District offices provide wireless Internet access
Here’s a tip on how to save that out-of-pocket expenses. Find a bench around the district or town office near you. Sixteen of the districts in Seoul including Seongdong and Dongjak have placed wireless access points in their administration offices and nearby parks for free wireless Internet access 24 hours a day.
So the reporter went there for a testing: Sat on a bench in front of the Majang town office of Seongdong district in eastern Seoul, opened the laptop and clicked on the Wifi icon on the bottom right.
No separate authentication procedure was needed. The Internet immediately came up. The connection was steady.
Nam Won-gi, a district technology staff member, said the access point is capable of providing the free Internet service to as many as 40 people at the same time.
Along with Majang town office, which is one of 20 town offices within the Seongdong district that provide such service, the vicinity around Sowol Art Hall also in the same district has a free wireless Internet zone as well.
“We are only one month into the service but residents are happy with the network so much that we are planning to expand the program to public parks as well,” Park Sang-hui, head of the planning department at the district.
As for Dongjak district in southern Seoul, four of its public parks have already started providing free WiFi service.
The four parks, Noryangjin Citizen Park, Sayuksin Park, Samil Park and Noryangjin Neighborhood Park are wired under a program dubbed “The Roya Wireless Internet Park.” (Roya is the name of a snowy heron, the Dongjak district’s mascot.)
In any of these parks, you have access to the Internet. On a recent afternoon in Sayuksin Park, a laptop-lugging hipster was spotted on a bench browsing through the Net.
Gangbuk district lends out wireless LAN cards to visitors who need them.
Jung district went a step further and announced they are running a free international phone call service. The phone call is through Internet phone.
That attracted quite a lot of residents who want to use the service. Kim Sang-jin, who used to make international phone calls to his girlfriend who is studying in Japan, now visits the Jung district office regularly. While he is there, he makes calls to his friends’ cell phones because they are free as well.
But not all districts in Seoul yet offer such e-friendly service.

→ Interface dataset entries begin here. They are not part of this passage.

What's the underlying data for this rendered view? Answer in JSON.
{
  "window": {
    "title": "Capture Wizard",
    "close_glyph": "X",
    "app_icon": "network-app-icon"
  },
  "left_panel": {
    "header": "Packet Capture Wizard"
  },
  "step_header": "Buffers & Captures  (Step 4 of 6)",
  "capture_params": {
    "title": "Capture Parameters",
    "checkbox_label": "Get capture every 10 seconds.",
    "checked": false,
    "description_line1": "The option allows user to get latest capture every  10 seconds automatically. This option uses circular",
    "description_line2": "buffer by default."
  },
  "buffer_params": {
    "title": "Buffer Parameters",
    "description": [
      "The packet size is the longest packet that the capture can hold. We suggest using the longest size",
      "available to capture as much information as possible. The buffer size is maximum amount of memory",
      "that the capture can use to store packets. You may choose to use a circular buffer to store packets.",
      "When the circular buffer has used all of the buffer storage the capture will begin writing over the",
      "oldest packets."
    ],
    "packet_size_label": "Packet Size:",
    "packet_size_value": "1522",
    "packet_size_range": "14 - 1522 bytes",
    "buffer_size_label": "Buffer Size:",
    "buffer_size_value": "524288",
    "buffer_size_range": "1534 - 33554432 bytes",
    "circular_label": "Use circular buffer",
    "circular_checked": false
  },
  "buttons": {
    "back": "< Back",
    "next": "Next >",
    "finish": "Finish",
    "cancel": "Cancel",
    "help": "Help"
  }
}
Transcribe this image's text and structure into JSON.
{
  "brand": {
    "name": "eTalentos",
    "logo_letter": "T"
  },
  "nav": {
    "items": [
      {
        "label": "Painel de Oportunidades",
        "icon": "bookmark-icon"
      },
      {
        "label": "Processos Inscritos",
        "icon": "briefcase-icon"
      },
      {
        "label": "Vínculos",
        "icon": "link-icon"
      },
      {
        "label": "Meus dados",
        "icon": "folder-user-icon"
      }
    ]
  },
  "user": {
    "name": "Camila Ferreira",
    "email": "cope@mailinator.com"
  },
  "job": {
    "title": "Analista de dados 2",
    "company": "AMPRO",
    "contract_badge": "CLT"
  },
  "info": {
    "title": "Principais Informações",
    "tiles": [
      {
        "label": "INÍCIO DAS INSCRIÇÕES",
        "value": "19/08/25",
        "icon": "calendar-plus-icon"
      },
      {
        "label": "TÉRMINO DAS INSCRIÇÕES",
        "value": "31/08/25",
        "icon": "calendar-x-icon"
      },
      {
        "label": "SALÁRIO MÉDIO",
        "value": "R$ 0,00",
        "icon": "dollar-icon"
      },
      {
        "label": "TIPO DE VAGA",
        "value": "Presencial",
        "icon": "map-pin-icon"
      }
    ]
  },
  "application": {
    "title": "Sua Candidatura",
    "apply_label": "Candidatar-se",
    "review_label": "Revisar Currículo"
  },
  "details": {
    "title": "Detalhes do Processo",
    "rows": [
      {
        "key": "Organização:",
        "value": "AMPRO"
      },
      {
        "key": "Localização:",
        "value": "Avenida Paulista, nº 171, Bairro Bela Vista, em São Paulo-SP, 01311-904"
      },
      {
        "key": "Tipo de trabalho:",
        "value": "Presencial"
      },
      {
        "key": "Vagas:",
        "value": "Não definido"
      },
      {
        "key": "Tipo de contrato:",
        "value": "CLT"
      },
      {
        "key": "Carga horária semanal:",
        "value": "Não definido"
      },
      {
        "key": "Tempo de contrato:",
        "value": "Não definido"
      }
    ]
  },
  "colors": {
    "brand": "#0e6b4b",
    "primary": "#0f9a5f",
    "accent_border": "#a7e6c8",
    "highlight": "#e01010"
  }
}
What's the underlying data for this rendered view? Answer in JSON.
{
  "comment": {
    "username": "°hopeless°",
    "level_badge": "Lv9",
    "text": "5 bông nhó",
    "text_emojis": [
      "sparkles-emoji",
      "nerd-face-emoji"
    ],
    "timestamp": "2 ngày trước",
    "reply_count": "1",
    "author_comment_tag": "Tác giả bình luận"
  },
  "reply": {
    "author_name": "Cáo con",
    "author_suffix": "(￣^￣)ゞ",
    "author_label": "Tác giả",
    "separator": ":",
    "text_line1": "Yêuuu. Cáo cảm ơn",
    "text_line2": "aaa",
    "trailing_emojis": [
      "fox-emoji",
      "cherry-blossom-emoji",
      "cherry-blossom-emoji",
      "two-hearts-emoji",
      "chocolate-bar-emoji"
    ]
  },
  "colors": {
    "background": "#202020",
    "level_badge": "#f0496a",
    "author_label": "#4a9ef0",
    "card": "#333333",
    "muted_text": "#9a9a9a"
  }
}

“Internet-related service is mostly for the benefit of the young people,” said a Yongsan staff member who explained his district does not have such a service. “Unfortunately, such ideas gets pushed aside in the budget meeting.”
by Lee Min-a